Kellogg Company (NYSE:K) is a leading manufacturer and marketer of general food. It produces its products in 18 countries and sells to more than 180 countries. Kellogg is known for its brand name cereals and breakfast snacks.
Apple Jacks, Corn Pops, Kellogg's Frosted Flakes, Product 19, Cocoa Krispies, Cracklin' Oat Bran, Special K, Start, and so much more--Kellogg has carved out an unparalleled brand in breakfast foods. I see no immediate cultural substitute for their cereals even if products like yogurt, eggs, and bread were to go down in price. Especially for children, cereals have become the staple of a complete breakfast with its simplicity, flavor, and nutritional value.
Management has been trying to reinvest profits in order to drive growth. In 2010, they spent $187M in R&D and produced $1.2B in net income. While producing new products is always important to grow brand interest, I find this expense to be high and largely unnecessary. The truth is that coming up with the next great cereal entails a lot of guesswork and marketing surveys provide far from a clear picture in what consumers want. Kellogg's current portfolio of products are just fine -- deciding what new berries to add to the upcoming cereal may not be the best use of money.

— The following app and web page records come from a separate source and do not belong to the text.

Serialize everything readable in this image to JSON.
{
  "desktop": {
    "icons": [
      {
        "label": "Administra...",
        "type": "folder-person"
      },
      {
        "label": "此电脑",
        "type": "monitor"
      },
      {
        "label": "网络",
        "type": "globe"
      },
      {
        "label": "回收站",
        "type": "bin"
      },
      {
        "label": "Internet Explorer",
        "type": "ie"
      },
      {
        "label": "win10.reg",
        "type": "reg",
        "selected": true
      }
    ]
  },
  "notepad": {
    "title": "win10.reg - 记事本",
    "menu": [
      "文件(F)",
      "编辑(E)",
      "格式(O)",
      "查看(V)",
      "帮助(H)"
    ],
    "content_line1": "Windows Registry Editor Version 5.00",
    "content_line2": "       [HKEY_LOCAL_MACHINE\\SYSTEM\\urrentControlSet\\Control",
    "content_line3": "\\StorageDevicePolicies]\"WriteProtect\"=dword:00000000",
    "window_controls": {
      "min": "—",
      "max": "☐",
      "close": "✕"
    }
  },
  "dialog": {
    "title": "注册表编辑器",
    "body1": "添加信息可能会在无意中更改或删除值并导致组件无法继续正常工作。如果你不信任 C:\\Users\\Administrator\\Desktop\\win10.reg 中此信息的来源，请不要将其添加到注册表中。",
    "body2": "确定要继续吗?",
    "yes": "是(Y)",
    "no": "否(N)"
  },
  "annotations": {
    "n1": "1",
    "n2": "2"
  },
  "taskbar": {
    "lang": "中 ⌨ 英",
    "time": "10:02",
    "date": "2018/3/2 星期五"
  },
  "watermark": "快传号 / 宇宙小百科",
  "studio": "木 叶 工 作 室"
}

Instead the cereal-maker should focus on increasing scale and advertising. Kellogg operates in a very competitive industry and cannot afford to lose market share to its much stronger peers, General Mills (NYSE:GIS) and Kraft Foods (KFT). The company has slashed its advertising budget for 2011, in addition to not marketing food that does not meet nutritional guidelines to children under twelve. I am critical about both actions. In particular, the second was an unnecessary apology to consumer rights groups. Children decide on their favorite breakfast foods largely through television viewing, not through shopping. Parents largely decide what to buy their children based on what their children are willing to eat for breakfast. I have little faith in shoppers' memories -- they will forget this strictly-PR decision and any incremental favoritism that they once had for Kellogg will quickly disappear.

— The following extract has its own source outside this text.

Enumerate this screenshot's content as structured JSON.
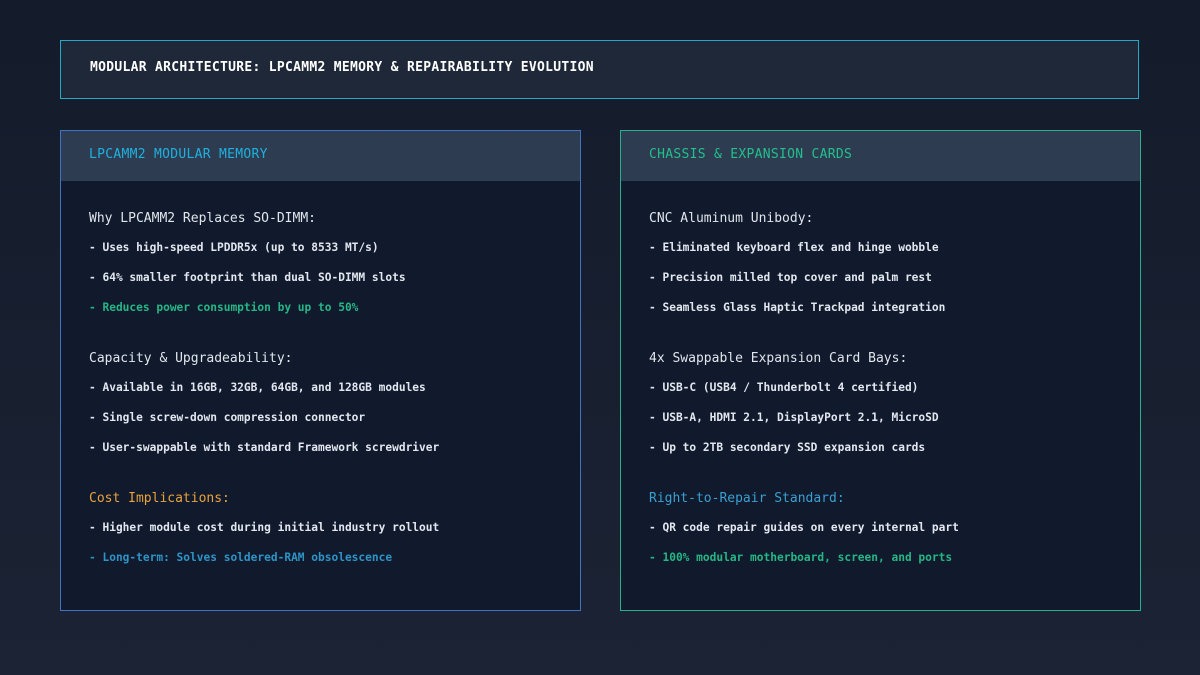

Accordingly, I believe that Kellogg will face difficulty in the year ahead with sagging demand. Instability with agricultural commodities will increase the challenges. However, the company has made an effort to save costs in 2009 with a goal to achieve $1B in savings by 2011. I forecast gross margins increasing from 42.7% in 2010 to 46% in 2013. Operating margins for the corporation (16.1%) fall between Kraft Foods (11%) and General Mills (18.6%).

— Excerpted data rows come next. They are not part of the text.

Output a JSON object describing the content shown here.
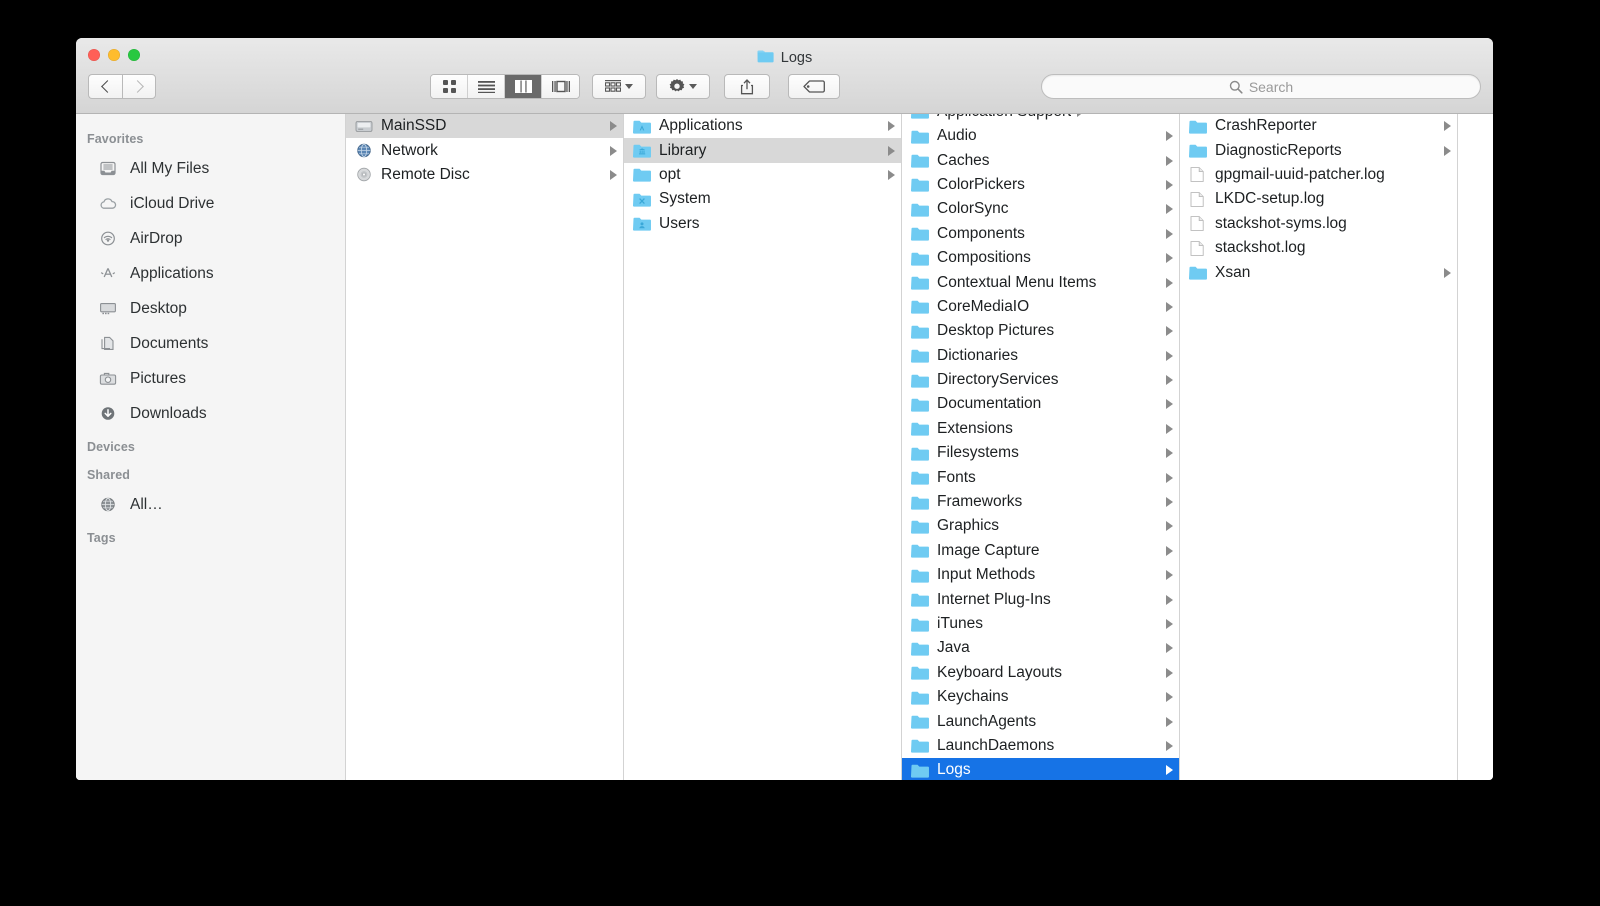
{
  "window": {
    "title": "Logs",
    "title_icon": "folder-icon",
    "traffic_lights": [
      "close",
      "minimize",
      "maximize"
    ]
  },
  "toolbar": {
    "back_label": "Back",
    "forward_label": "Forward",
    "view_buttons": [
      {
        "name": "icon-view",
        "icon": "grid-icon",
        "active": false
      },
      {
        "name": "list-view",
        "icon": "list-icon",
        "active": false
      },
      {
        "name": "column-view",
        "icon": "columns-icon",
        "active": true
      },
      {
        "name": "coverflow-view",
        "icon": "coverflow-icon",
        "active": false
      }
    ],
    "arrange_label": "Arrange",
    "action_label": "Action",
    "share_label": "Share",
    "tags_label": "Tags"
  },
  "search": {
    "placeholder": "Search",
    "value": ""
  },
  "sidebar": {
    "sections": [
      {
        "header": "Favorites",
        "items": [
          {
            "label": "All My Files",
            "icon": "all-my-files-icon"
          },
          {
            "label": "iCloud Drive",
            "icon": "cloud-icon"
          },
          {
            "label": "AirDrop",
            "icon": "airdrop-icon"
          },
          {
            "label": "Applications",
            "icon": "applications-icon"
          },
          {
            "label": "Desktop",
            "icon": "desktop-icon"
          },
          {
            "label": "Documents",
            "icon": "documents-icon"
          },
          {
            "label": "Pictures",
            "icon": "pictures-icon"
          },
          {
            "label": "Downloads",
            "icon": "downloads-icon"
          }
        ]
      },
      {
        "header": "Devices",
        "items": []
      },
      {
        "header": "Shared",
        "items": [
          {
            "label": "All…",
            "icon": "network-globe-icon"
          }
        ]
      },
      {
        "header": "Tags",
        "items": []
      }
    ]
  },
  "columns": [
    {
      "name": "column-volumes",
      "scrolled": false,
      "clipped_top": null,
      "items": [
        {
          "label": "MainSSD",
          "icon": "harddisk-icon",
          "arrow": true,
          "selected": "inactive"
        },
        {
          "label": "Network",
          "icon": "globe-icon",
          "arrow": true,
          "selected": null
        },
        {
          "label": "Remote Disc",
          "icon": "optical-disc-icon",
          "arrow": true,
          "selected": null
        }
      ]
    },
    {
      "name": "column-mainssd",
      "scrolled": false,
      "clipped_top": null,
      "items": [
        {
          "label": "Applications",
          "icon": "applications-folder-icon",
          "arrow": true,
          "selected": null
        },
        {
          "label": "Library",
          "icon": "library-folder-icon",
          "arrow": true,
          "selected": "inactive"
        },
        {
          "label": "opt",
          "icon": "folder-icon",
          "arrow": true,
          "selected": null
        },
        {
          "label": "System",
          "icon": "system-folder-icon",
          "arrow": false,
          "selected": null
        },
        {
          "label": "Users",
          "icon": "users-folder-icon",
          "arrow": false,
          "selected": null
        }
      ]
    },
    {
      "name": "column-library",
      "scrolled": true,
      "clipped_top": {
        "label": "Application Support",
        "icon": "folder-icon",
        "arrow": true
      },
      "items": [
        {
          "label": "Audio",
          "icon": "folder-icon",
          "arrow": true,
          "selected": null
        },
        {
          "label": "Caches",
          "icon": "folder-icon",
          "arrow": true,
          "selected": null
        },
        {
          "label": "ColorPickers",
          "icon": "folder-icon",
          "arrow": true,
          "selected": null
        },
        {
          "label": "ColorSync",
          "icon": "folder-icon",
          "arrow": true,
          "selected": null
        },
        {
          "label": "Components",
          "icon": "folder-icon",
          "arrow": true,
          "selected": null
        },
        {
          "label": "Compositions",
          "icon": "folder-icon",
          "arrow": true,
          "selected": null
        },
        {
          "label": "Contextual Menu Items",
          "icon": "folder-icon",
          "arrow": true,
          "selected": null
        },
        {
          "label": "CoreMediaIO",
          "icon": "folder-icon",
          "arrow": true,
          "selected": null
        },
        {
          "label": "Desktop Pictures",
          "icon": "folder-icon",
          "arrow": true,
          "selected": null
        },
        {
          "label": "Dictionaries",
          "icon": "folder-icon",
          "arrow": true,
          "selected": null
        },
        {
          "label": "DirectoryServices",
          "icon": "folder-icon",
          "arrow": true,
          "selected": null
        },
        {
          "label": "Documentation",
          "icon": "folder-icon",
          "arrow": true,
          "selected": null
        },
        {
          "label": "Extensions",
          "icon": "folder-icon",
          "arrow": true,
          "selected": null
        },
        {
          "label": "Filesystems",
          "icon": "folder-icon",
          "arrow": true,
          "selected": null
        },
        {
          "label": "Fonts",
          "icon": "folder-icon",
          "arrow": true,
          "selected": null
        },
        {
          "label": "Frameworks",
          "icon": "folder-icon",
          "arrow": true,
          "selected": null
        },
        {
          "label": "Graphics",
          "icon": "folder-icon",
          "arrow": true,
          "selected": null
        },
        {
          "label": "Image Capture",
          "icon": "folder-icon",
          "arrow": true,
          "selected": null
        },
        {
          "label": "Input Methods",
          "icon": "folder-icon",
          "arrow": true,
          "selected": null
        },
        {
          "label": "Internet Plug-Ins",
          "icon": "folder-icon",
          "arrow": true,
          "selected": null
        },
        {
          "label": "iTunes",
          "icon": "folder-icon",
          "arrow": true,
          "selected": null
        },
        {
          "label": "Java",
          "icon": "folder-icon",
          "arrow": true,
          "selected": null
        },
        {
          "label": "Keyboard Layouts",
          "icon": "folder-icon",
          "arrow": true,
          "selected": null
        },
        {
          "label": "Keychains",
          "icon": "folder-icon",
          "arrow": true,
          "selected": null
        },
        {
          "label": "LaunchAgents",
          "icon": "folder-icon",
          "arrow": true,
          "selected": null
        },
        {
          "label": "LaunchDaemons",
          "icon": "folder-icon",
          "arrow": true,
          "selected": null
        },
        {
          "label": "Logs",
          "icon": "folder-icon",
          "arrow": true,
          "selected": "active"
        }
      ]
    },
    {
      "name": "column-logs",
      "scrolled": false,
      "clipped_top": null,
      "items": [
        {
          "label": "CrashReporter",
          "icon": "folder-icon",
          "arrow": true,
          "selected": null
        },
        {
          "label": "DiagnosticReports",
          "icon": "folder-icon",
          "arrow": true,
          "selected": null
        },
        {
          "label": "gpgmail-uuid-patcher.log",
          "icon": "file-icon",
          "arrow": false,
          "selected": null
        },
        {
          "label": "LKDC-setup.log",
          "icon": "file-icon",
          "arrow": false,
          "selected": null
        },
        {
          "label": "stackshot-syms.log",
          "icon": "file-icon",
          "arrow": false,
          "selected": null
        },
        {
          "label": "stackshot.log",
          "icon": "file-icon",
          "arrow": false,
          "selected": null
        },
        {
          "label": "Xsan",
          "icon": "folder-icon",
          "arrow": true,
          "selected": null
        }
      ]
    }
  ],
  "colors": {
    "selection_active": "#1673e6",
    "selection_inactive": "#d8d8d8",
    "folder_blue": "#6fcbf2",
    "sidebar_bg": "#f5f5f5",
    "titlebar_top": "#e9e9e9",
    "titlebar_bottom": "#d5d5d5"
  }
}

Analysts currently rate the company slightly higher than a "hold." Kellogg trades at 16.4x and 14.2x past and forward earnings respectively, while offering a fair 3.2% dividend yield. Approximately a fifth of its shareholders are core value investors. Consensus estimates for EPS are that it will grow by 5.8% to $3.49 in 2011 and then by 8.6% and 9.2% in the following years. I forecast revenue growing by 8.9% to $13.5B in 2011 and then by 6% and 4.9% in the next two years. Below is my estimate for the company's ROIC over the years.